Monitoring operations during the Census
The 2016 Census was the first time we could see real-time response rates across all areas and population types.
In 2021, we built on this capability with the Operations Insights project. This involved combining all operational and management data from all sources into a single, cloud-based data lake. More than 100 reports were created from the data lake, providing real-time tables, graphs and maps to support decisions.
The reports enabled us to design pre-emptive and responsive actions to mitigate risk during Census collection. They helped us to respond in areas where we had lower than expected field staff recruitment or response rates, often a direct effect of the pandemic.
Read more from Monitoring operations during the Census.
Innovations in the field
We centralised management of our 33,000-strong field workforce for the 2021 Census. This helped us make efficient and consistent decisions, communicate effectively and have specialised teams in place to deal with issues.
We provided our temporary field staff with several mobile applications (apps) they could install and operate on their personal device.
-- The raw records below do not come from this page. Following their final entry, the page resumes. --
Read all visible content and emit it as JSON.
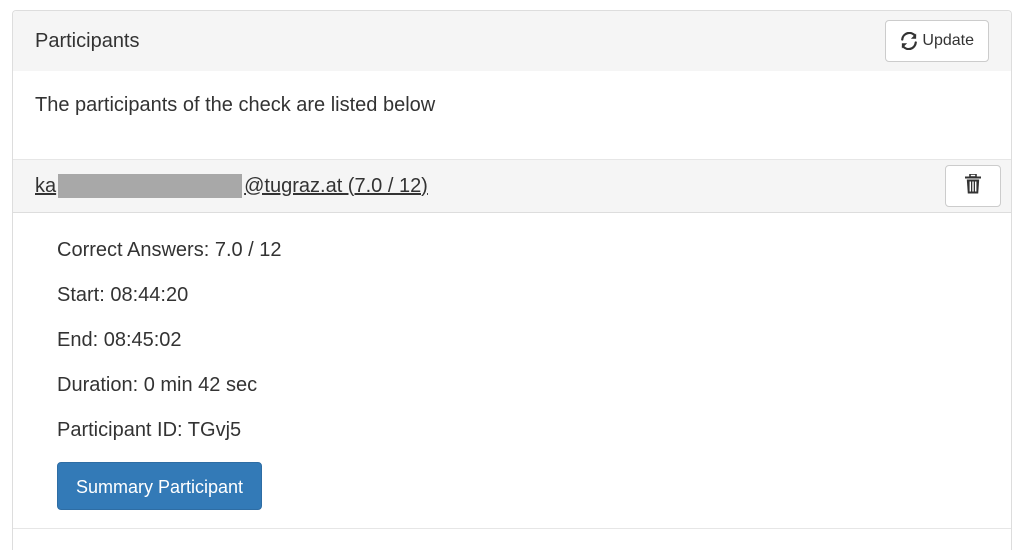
{
  "panel": {
    "title": "Participants",
    "update_button_label": "Update",
    "description": "The participants of the check are listed below"
  },
  "participant": {
    "email_prefix": "ka",
    "email_suffix": "@tugraz.at (7.0 / 12)",
    "details": {
      "correct_answers": "Correct Answers: 7.0 / 12",
      "start": "Start: 08:44:20",
      "end": "End: 08:45:02",
      "duration": "Duration: 0 min 42 sec",
      "participant_id": "Participant ID: TGvj5"
    },
    "summary_button_label": "Summary Participant"
  },
  "icons": {
    "update": "refresh-icon",
    "delete": "trash-icon"
  },
  "colors": {
    "primary": "#337ab7",
    "heading_bg": "#f5f5f5",
    "redaction": "#a8a8a8"
  }
}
In the lead up to the Census, virtual training was planned for only some parts of the country. However, given increasing pandemic restrictions, the vast majority of field staff were trained virtually.
Read more from Innovations in the field.
Materials and logistics
Producing Census forms and other materials, and delivering them across the country is a massive task requiring the assistance of many vendors. For the 2021 Census, more than 10 million forms and letters were delivered to dwellings across the country, either by Australia Post or Census field staff.
While every Census is a large and complex logistical exercise, more than ever vendors needed to be agile and communicate effectively due to the pandemic.
Read more from Materials and logistics.
Processing the data
As the ABS receives Census forms, either online or on paper, the next process is to turn the responses into statistics to inform critical decision making across Australia. This process takes several months, significant resources and technical expertise.
A temporary facility (warehouse/office) was established in Dandenong, Victoria to receive and process the paper forms.
We need to turn the answers to our 64 questions into 500 variables that are released as statistics. With over one billion Census questions responded to, we rely heavily on automation to classify or code the information. Every Census we aim to improve efficiency of our processes while maintaining the highest quality.
Read more from Processing the data.
Health, safety and wellbeing of staff
Looking after the health, safety and wellbeing of the 35,000 Census staff across Australia was a high priority.
Recognising the need to increase support for our staff, we developed a Wellbeing Framework that identified six priority areas: mental health, work, relationships, environment, physical health, and workplace culture. Specific and measurable actions were taken in each area.
We trained field staff in COVID safe practices, incident and hazard management and provided them with a mobile app to monitor and manage their safety when working outside their homes.
Read more from Health, safety and wellbeing of staff.
Delivering a successful Census during a pandemic
The health and safety of the community during Census Collection was also important. A Census COVID-19 safe plan was developed and tested in late 2020 during an operational readiness exercise involving 100,000 households. This dress rehearsal allowed us to test a mail-only approach, a contactless approach and our ability to quickly change field staff procedures.
When almost half of the population was in lockdown in August 2021, our preparations enabled us to adapt to logistical and operational challenges confidently.
Read more from Delivering a successful Census during a pandemic.
The 2021 Census data
The first tranche of results of the 2021 Census released 28 June 2022, reveal we are a fast changing, growing and culturally diverse nation. For a comprehensive overview of the first release see Snapshot of Australia, 2021.
Read more from The 2021 Census data.